**EXERCISE DETAILS:** Where does the string "address" appear in the material? Copy each line that holds it.

**DATA LISTING:**

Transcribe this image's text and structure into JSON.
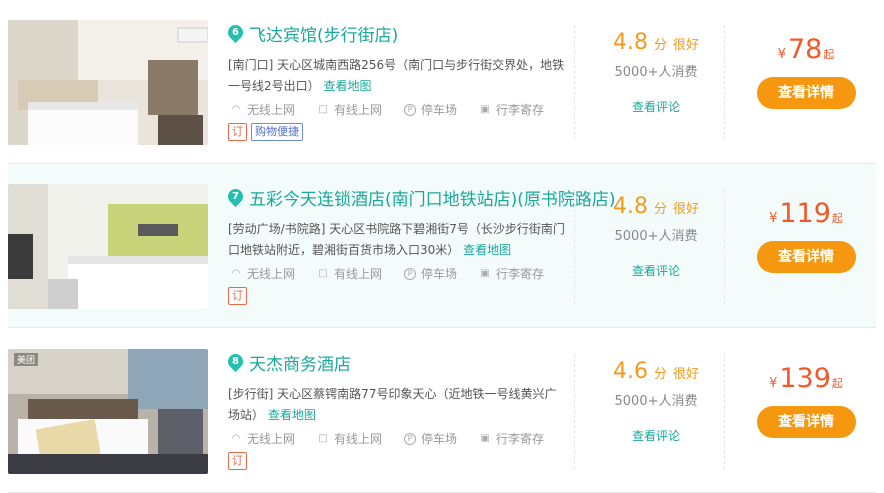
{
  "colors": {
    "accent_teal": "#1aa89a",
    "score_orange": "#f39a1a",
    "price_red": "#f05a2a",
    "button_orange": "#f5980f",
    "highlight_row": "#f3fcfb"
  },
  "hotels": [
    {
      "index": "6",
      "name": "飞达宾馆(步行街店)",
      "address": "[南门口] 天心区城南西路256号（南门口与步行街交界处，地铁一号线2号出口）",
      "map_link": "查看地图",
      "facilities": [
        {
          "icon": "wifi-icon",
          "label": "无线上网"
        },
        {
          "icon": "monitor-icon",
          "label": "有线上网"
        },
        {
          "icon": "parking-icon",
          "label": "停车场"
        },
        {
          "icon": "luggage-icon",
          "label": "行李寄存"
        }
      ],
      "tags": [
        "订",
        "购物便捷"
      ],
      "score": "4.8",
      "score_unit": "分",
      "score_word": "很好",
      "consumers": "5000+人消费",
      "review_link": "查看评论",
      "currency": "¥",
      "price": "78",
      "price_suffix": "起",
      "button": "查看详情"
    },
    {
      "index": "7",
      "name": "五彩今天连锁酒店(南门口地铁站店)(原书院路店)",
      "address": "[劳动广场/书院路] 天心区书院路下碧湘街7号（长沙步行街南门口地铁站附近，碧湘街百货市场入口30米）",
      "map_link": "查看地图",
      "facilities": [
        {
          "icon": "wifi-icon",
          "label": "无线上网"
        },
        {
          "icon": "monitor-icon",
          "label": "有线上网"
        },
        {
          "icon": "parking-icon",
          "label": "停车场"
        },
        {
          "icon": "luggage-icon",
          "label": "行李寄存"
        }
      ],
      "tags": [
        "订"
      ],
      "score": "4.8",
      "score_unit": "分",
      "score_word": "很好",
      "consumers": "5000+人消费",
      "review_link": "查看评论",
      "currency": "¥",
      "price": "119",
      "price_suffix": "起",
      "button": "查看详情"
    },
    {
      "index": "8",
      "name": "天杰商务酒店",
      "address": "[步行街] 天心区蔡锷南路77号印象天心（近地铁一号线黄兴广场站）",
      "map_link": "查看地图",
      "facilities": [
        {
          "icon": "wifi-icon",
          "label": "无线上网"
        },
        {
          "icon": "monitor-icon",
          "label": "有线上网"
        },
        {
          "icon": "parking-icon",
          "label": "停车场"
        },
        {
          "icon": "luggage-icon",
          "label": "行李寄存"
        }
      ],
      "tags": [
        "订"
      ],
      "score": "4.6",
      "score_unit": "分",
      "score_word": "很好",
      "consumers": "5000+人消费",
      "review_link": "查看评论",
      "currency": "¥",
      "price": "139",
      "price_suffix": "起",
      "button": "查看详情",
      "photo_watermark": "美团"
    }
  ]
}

**EXERCISE OUTPUT:**
      "address": "[南门口] 天心区城南西路256号（南门口与步行街交界处，地铁一号线2号出口）",
      "address": "[劳动广场/书院路] 天心区书院路下碧湘街7号（长沙步行街南门口地铁站附近，碧湘街百货市场入口30米）",
      "address": "[步行街] 天心区蔡锷南路77号印象天心（近地铁一号线黄兴广场站）",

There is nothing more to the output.